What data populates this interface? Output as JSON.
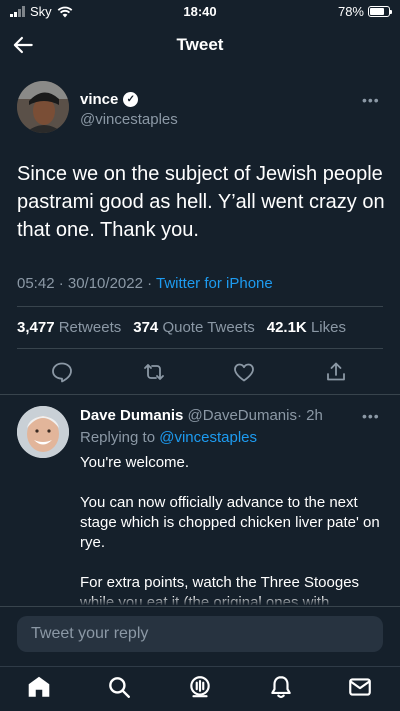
{
  "status_bar": {
    "carrier": "Sky",
    "time": "18:40",
    "battery": "78%",
    "battery_level": 0.78
  },
  "header": {
    "title": "Tweet"
  },
  "tweet": {
    "author_name": "vince",
    "author_handle": "@vincestaples",
    "text": "Since we on the subject of Jewish people pastrami good as hell.  Y’all went crazy on that one. Thank you.",
    "time": "05:42 · 30/10/2022 · ",
    "source": "Twitter for iPhone",
    "stats": {
      "retweets_count": "3,477",
      "retweets_label": "Retweets",
      "quotes_count": "374",
      "quotes_label": "Quote Tweets",
      "likes_count": "42.1K",
      "likes_label": "Likes"
    }
  },
  "reply": {
    "author_name": "Dave Dumanis",
    "author_handle": "@DaveDumanis",
    "time": "· 2h",
    "replying_prefix": "Replying to ",
    "replying_to": "@vincestaples",
    "paragraphs": [
      "You're welcome.",
      "You can now officially advance to the next stage which is chopped chicken liver pate' on rye.",
      "For extra points, watch the Three Stooges while you eat it (the original ones with"
    ]
  },
  "composer": {
    "placeholder": "Tweet your reply"
  },
  "icons": {
    "back": "arrow-left-icon",
    "more": "ellipsis-icon",
    "actions": [
      "reply-icon",
      "retweet-icon",
      "like-icon",
      "share-icon"
    ],
    "tabs": [
      "home-icon",
      "search-icon",
      "spaces-icon",
      "notifications-icon",
      "messages-icon"
    ]
  },
  "colors": {
    "background": "#15202b",
    "accent": "#1d9bf0",
    "secondary_text": "#8b98a5",
    "divider": "#38444d"
  }
}
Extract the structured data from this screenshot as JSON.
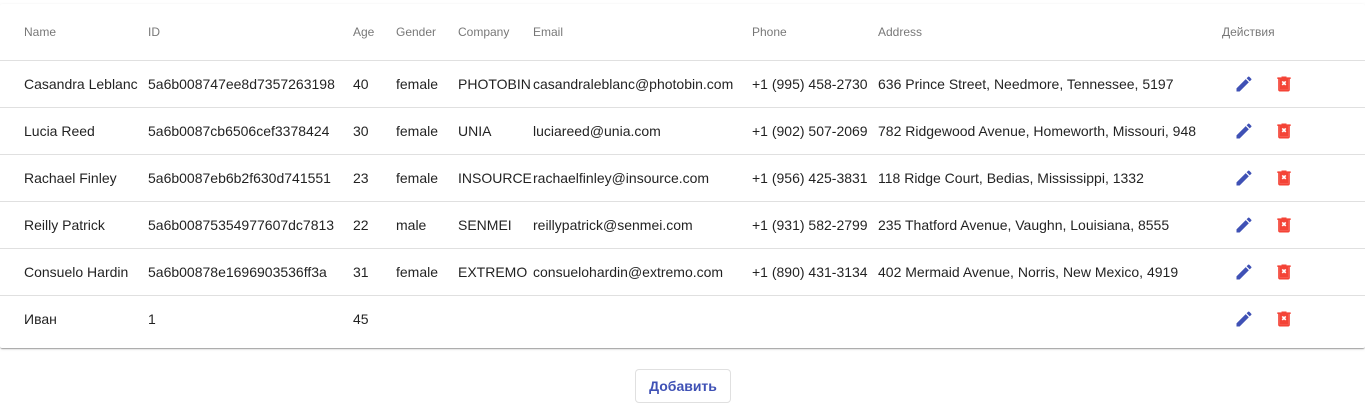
{
  "columns": {
    "name": "Name",
    "id": "ID",
    "age": "Age",
    "gender": "Gender",
    "company": "Company",
    "email": "Email",
    "phone": "Phone",
    "address": "Address",
    "actions": "Действия"
  },
  "rows": [
    {
      "name": "Casandra Leblanc",
      "id": "5a6b008747ee8d7357263198",
      "age": "40",
      "gender": "female",
      "company": "PHOTOBIN",
      "email": "casandraleblanc@photobin.com",
      "phone": "+1 (995) 458-2730",
      "address": "636 Prince Street, Needmore, Tennessee, 5197"
    },
    {
      "name": "Lucia Reed",
      "id": "5a6b0087cb6506cef3378424",
      "age": "30",
      "gender": "female",
      "company": "UNIA",
      "email": "luciareed@unia.com",
      "phone": "+1 (902) 507-2069",
      "address": "782 Ridgewood Avenue, Homeworth, Missouri, 948"
    },
    {
      "name": "Rachael Finley",
      "id": "5a6b0087eb6b2f630d741551",
      "age": "23",
      "gender": "female",
      "company": "INSOURCE",
      "email": "rachaelfinley@insource.com",
      "phone": "+1 (956) 425-3831",
      "address": "118 Ridge Court, Bedias, Mississippi, 1332"
    },
    {
      "name": "Reilly Patrick",
      "id": "5a6b00875354977607dc7813",
      "age": "22",
      "gender": "male",
      "company": "SENMEI",
      "email": "reillypatrick@senmei.com",
      "phone": "+1 (931) 582-2799",
      "address": "235 Thatford Avenue, Vaughn, Louisiana, 8555"
    },
    {
      "name": "Consuelo Hardin",
      "id": "5a6b00878e1696903536ff3a",
      "age": "31",
      "gender": "female",
      "company": "EXTREMO",
      "email": "consuelohardin@extremo.com",
      "phone": "+1 (890) 431-3134",
      "address": "402 Mermaid Avenue, Norris, New Mexico, 4919"
    },
    {
      "name": "Иван",
      "id": "1",
      "age": "45",
      "gender": "",
      "company": "",
      "email": "",
      "phone": "",
      "address": ""
    }
  ],
  "icons": {
    "edit": "pencil-icon",
    "delete": "trash-icon"
  },
  "colors": {
    "edit": "#3f51b5",
    "delete": "#f44336",
    "add_button_text": "#3f51b5"
  },
  "add_button": {
    "label": "Добавить"
  }
}
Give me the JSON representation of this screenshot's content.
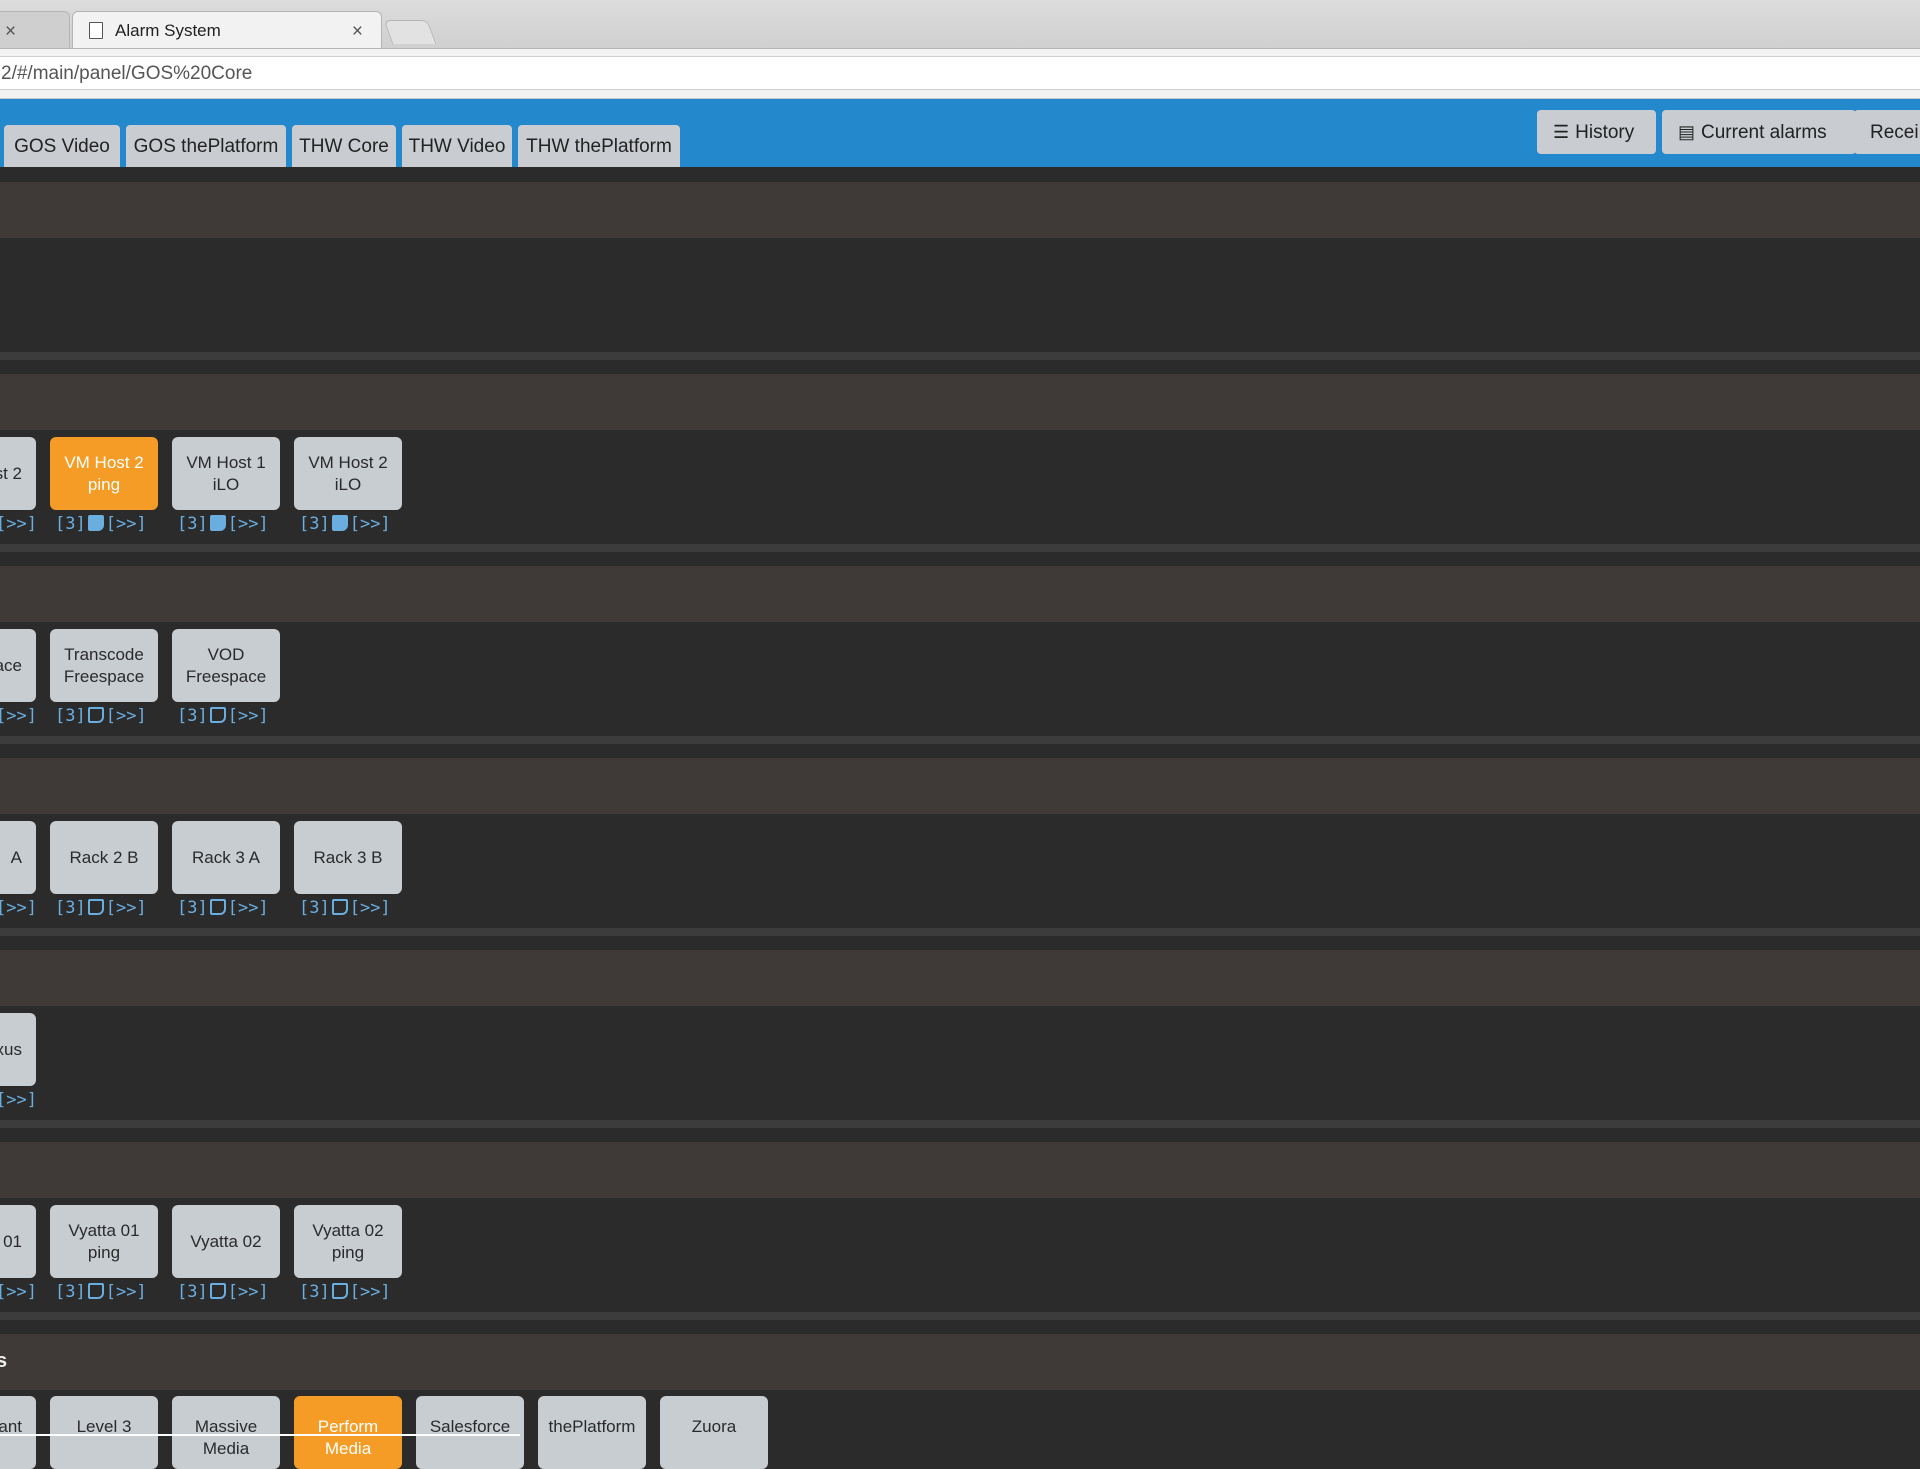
{
  "browser": {
    "active_tab_title": "Alarm System",
    "close_glyph": "×",
    "url": "2/#/main/panel/GOS%20Core"
  },
  "nav": {
    "tabs": [
      "GOS Video",
      "GOS thePlatform",
      "THW Core",
      "THW Video",
      "THW thePlatform"
    ],
    "history_label": "History",
    "current_alarms_label": "Current alarms",
    "receive_label": "Recei"
  },
  "colors": {
    "nav_blue": "#2488cc",
    "tile_default": "#c8cdd2",
    "tile_alarm": "#f49c25",
    "control_blue": "#6aaee0"
  },
  "controls_text": {
    "count": "[3]",
    "go": "[>>]",
    "go_partial": "[>>]"
  },
  "groups": [
    {
      "title": "",
      "tiles": []
    },
    {
      "title": "",
      "tiles": [
        {
          "label": "st 2",
          "state": "normal",
          "partial": true,
          "note_filled": true
        },
        {
          "label": "VM Host 2 ping",
          "state": "alarm",
          "note_filled": true
        },
        {
          "label": "VM Host 1 iLO",
          "state": "normal",
          "note_filled": true
        },
        {
          "label": "VM Host 2 iLO",
          "state": "normal",
          "note_filled": true
        }
      ]
    },
    {
      "title": "",
      "tiles": [
        {
          "label": "ace",
          "state": "normal",
          "partial": true,
          "note_filled": false
        },
        {
          "label": "Transcode Freespace",
          "state": "normal",
          "note_filled": false
        },
        {
          "label": "VOD Freespace",
          "state": "normal",
          "note_filled": false
        }
      ]
    },
    {
      "title": "",
      "tiles": [
        {
          "label": "A",
          "state": "normal",
          "partial": true,
          "note_filled": false
        },
        {
          "label": "Rack 2 B",
          "state": "normal",
          "note_filled": false
        },
        {
          "label": "Rack 3 A",
          "state": "normal",
          "note_filled": false
        },
        {
          "label": "Rack 3 B",
          "state": "normal",
          "note_filled": false
        }
      ]
    },
    {
      "title": "",
      "tiles": [
        {
          "label": "xus",
          "state": "normal",
          "partial": true,
          "note_filled": false
        }
      ]
    },
    {
      "title": "",
      "tiles": [
        {
          "label": "01",
          "state": "normal",
          "partial": true,
          "note_filled": false
        },
        {
          "label": "Vyatta 01 ping",
          "state": "normal",
          "note_filled": false
        },
        {
          "label": "Vyatta 02",
          "state": "normal",
          "note_filled": false
        },
        {
          "label": "Vyatta 02 ping",
          "state": "normal",
          "note_filled": false
        }
      ]
    },
    {
      "title": "s",
      "tiles": [
        {
          "label": "ant",
          "state": "normal",
          "partial": true
        },
        {
          "label": "Level 3",
          "state": "normal"
        },
        {
          "label": "Massive Media",
          "state": "normal"
        },
        {
          "label": "Perform Media",
          "state": "alarm"
        },
        {
          "label": "Salesforce",
          "state": "normal"
        },
        {
          "label": "thePlatform",
          "state": "normal"
        },
        {
          "label": "Zuora",
          "state": "normal"
        }
      ]
    }
  ]
}
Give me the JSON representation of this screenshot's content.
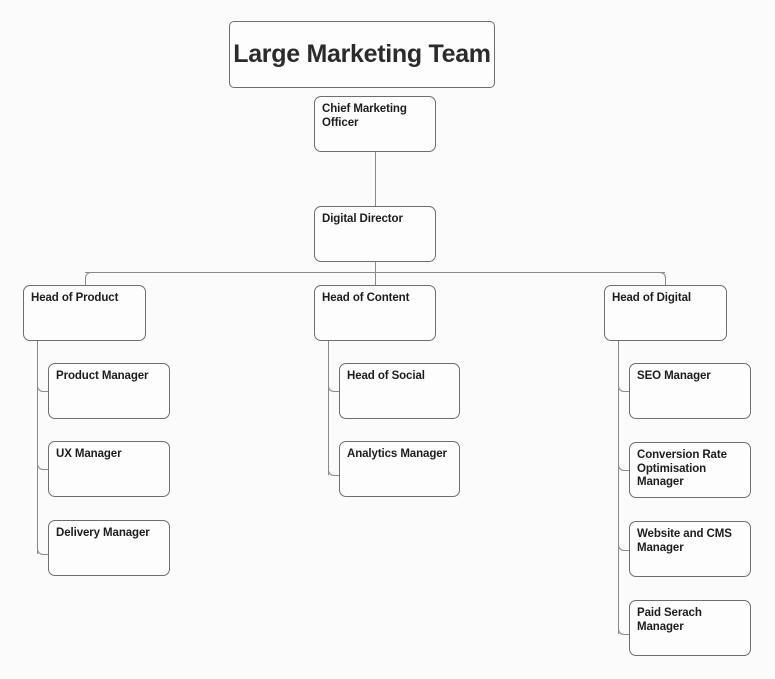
{
  "diagram": {
    "title": "Large Marketing Team",
    "nodes": {
      "cmo": "Chief Marketing Officer",
      "digital_director": "Digital Director",
      "head_of_product": "Head of Product",
      "head_of_content": "Head of Content",
      "head_of_digital": "Head of Digital",
      "product_manager": "Product Manager",
      "ux_manager": "UX Manager",
      "delivery_manager": "Delivery Manager",
      "head_of_social": "Head of Social",
      "analytics_manager": "Analytics Manager",
      "seo_manager": "SEO Manager",
      "cro_manager": "Conversion Rate Optimisation Manager",
      "website_cms_manager": "Website and CMS Manager",
      "paid_search_manager": "Paid Serach Manager"
    },
    "colors": {
      "background": "#fbfbfb",
      "node_fill": "#fdfdfd",
      "node_border": "#6e6e6e",
      "connector": "#8a8a8a",
      "text": "#1d1d1d",
      "title_text": "#2b2b2b"
    }
  }
}
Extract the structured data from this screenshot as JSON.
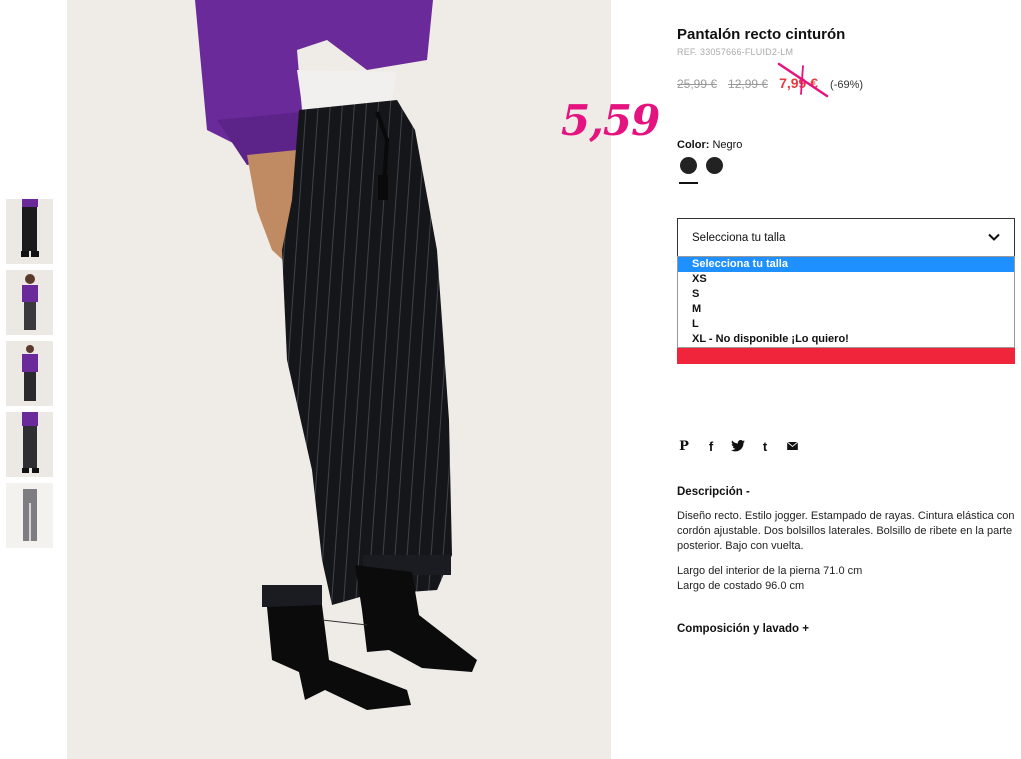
{
  "product": {
    "title": "Pantalón recto cinturón",
    "ref": "REF. 33057666-FLUID2-LM",
    "original_price": "25,99 €",
    "previous_price": "12,99 €",
    "sale_price": "7,99 €",
    "discount": "(-69%)"
  },
  "annotation": {
    "handwritten_price": "5,59",
    "color": "#e5137f"
  },
  "color": {
    "label": "Color:",
    "value": "Negro",
    "swatches": [
      "black",
      "black"
    ]
  },
  "size": {
    "placeholder": "Selecciona tu talla",
    "options": [
      "Selecciona tu talla",
      "XS",
      "S",
      "M",
      "L",
      "XL - No disponible ¡Lo quiero!"
    ],
    "highlighted_index": 0
  },
  "share": {
    "icons": [
      "pinterest-icon",
      "facebook-icon",
      "twitter-icon",
      "tumblr-icon",
      "mail-icon"
    ],
    "pinterest": "P",
    "facebook": "f",
    "twitter": "t",
    "tumblr": "t"
  },
  "description": {
    "title": "Descripción -",
    "text": "Diseño recto. Estilo jogger. Estampado de rayas. Cintura elástica con cordón ajustable. Dos bolsillos laterales. Bolsillo de ribete en la parte posterior. Bajo con vuelta.",
    "inseam": "Largo del interior de la pierna 71.0 cm",
    "side_length": "Largo de costado 96.0 cm"
  },
  "composition": {
    "title": "Composición y lavado +"
  },
  "colors": {
    "accent_red": "#f0243a",
    "sale_red": "#e53a3e",
    "highlight_blue": "#1e90ff"
  }
}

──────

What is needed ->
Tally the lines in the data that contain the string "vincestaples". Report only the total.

Answer to the exercise ->
2